Consider for a moment how the Finance and Accounting (F&A) industries functioned five years ago. Then compare that to how we do things today — and what you expect things will look like five years from now. The differences over such short increments of time are staggering.
Moving away from human-centric processes
Though our journey started in stone tablets, the era of paper reigned supreme for the longest period in our history, until just the past few decades where transitions have come at lightning speed and there’s no sign of that transformation slowing down. In just the last 10 years, we’ve seen a fundamental shift — moving away from processes that are human-centric and toward new technologies that minimize human touch points in favor or digital interactions.
Some of the most prominent areas where we’ve felt these shifts have been in the switch from snail mail to electronic statements and payments; auto-coding of invoices that formerly required many manual touches; the elimination of paper PO requisitions in favor of online systems; and a shift from accounting departments having a floor full of data entry professionals to just a few trained hands to key in the outliers.
Still, at the end of day, many of these processes are largely people-initiated — and expensive. According to one APQC study, companies today spend anywhere from $4.98 to $12.44 to process a single invoice (incredible) but that tide is quickly shifting and the next five years promise a digital shift of unmatched proportions.
The digital shift is underway
It’s happening fast. Older models of transaction processing in F&A are quickly becoming outdated as new, smarter, digital interactions become the way of the world. And operating in this digital world means leaving behind (or minimizing) manual ways of doing things and ushering in a ‘new guard’ where blockchain technology, artificial intelligence (AI), the Internet of Things (IoT), data and analytics rule.
Here’s a quick snapshot of how each of these digital innovations are impacting F&A right now.
Blockchain gets a lot of buzz these days, and rightfully so. In F&A, blockchain technology is poised to take the place of manual data entry. With blockchain, instead of keeping separate records based on transaction receipts, companies write their transactions directly into a joint register, creating an interlocking system of enduring accounting records. Since all entries are distributed and cryptographically sealed, falsifying or destroying them to conceal activity is practically impossible.
Over ten billion “things” are connected to the internet today and those things are taking the place of people issuing transactions. From smart sensors that monitor supplies in a retail store and automatically place reorders (and a resulting invoice), to commercial electrical or HVAC systems that transmit data back to a billing department, connected devices hold a lot of promise for improving the accuracy of accounts receivable and accounts payable activities. They’re clearing a path to greater efficiency, and the long-term eradication of manual transaction processing.
Artificial Intelligence (AI)

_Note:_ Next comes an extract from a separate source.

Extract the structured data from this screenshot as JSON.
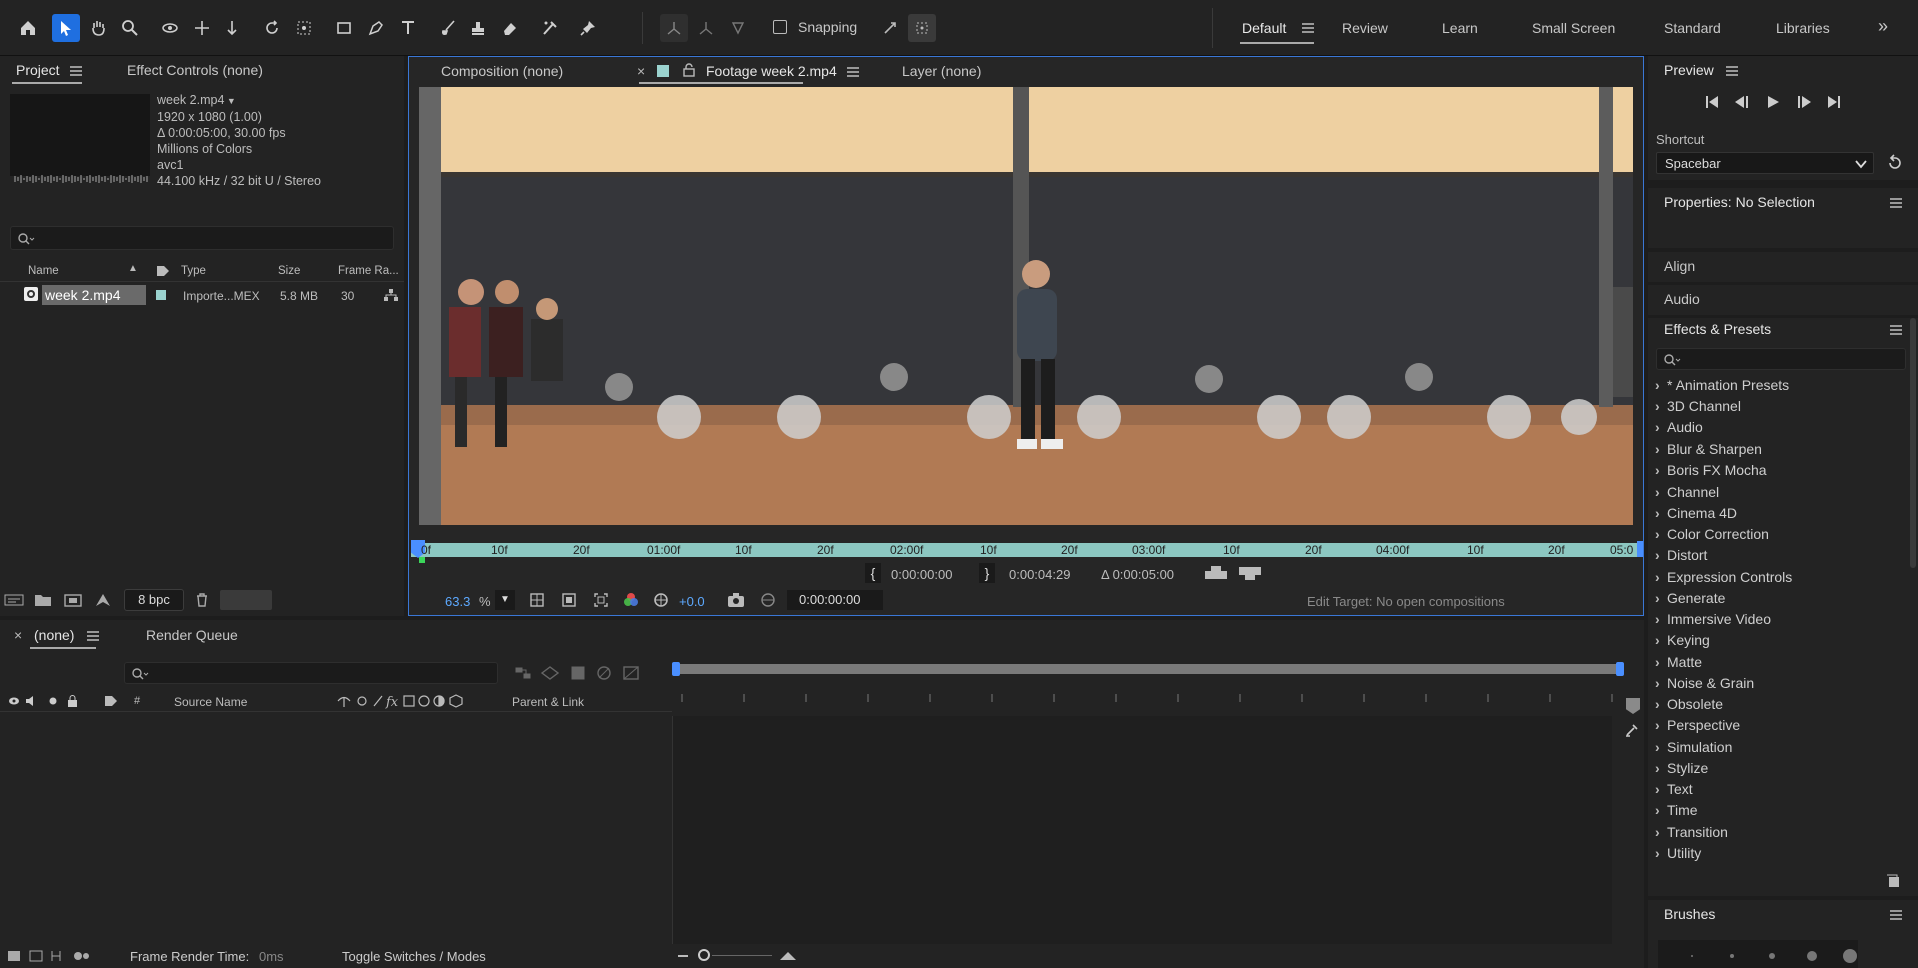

AI is software that can draw conclusions from large quantities of data, and adjust its activities based on those conclusions — it’s software that can learn. In F&A, then, AI holds a lot of promise. For example, AI can learn a firm’s accounting rules — and automatically flag for correction anything that falls outside of the norm. AI can know your entire AR ledger, match up invoices against the ledger, and flag exceptions or past due payments. It takes the data an accounting team is already collecting and uses it to strategic advantage, over and over again without human interruption.
Data, analytics and actionable insights
It’s only logical that a fundamental shift toward digital represents enhanced data and analytics opportunities. More data is more readily available more quickly in a customer lifecycle than ever before. And with F&A teams spending far less time doing manual data entry or pushing paper, there is more time to spend on understanding what the data is saying. The implications of that are far-reaching for many different industries, but in the finance world we can focus on providing actionable insights rather than simple data presentation.
How are you navigating the new digital landscape in Finance and Accounting?
As the industry transforms, are you ready to transform along with it? We’re excited about the huge role of digital interactions in finance and the promise the near future holds for Conduent, our customers and the world. Tell us about your greatest triumphs and challenges in the comments below.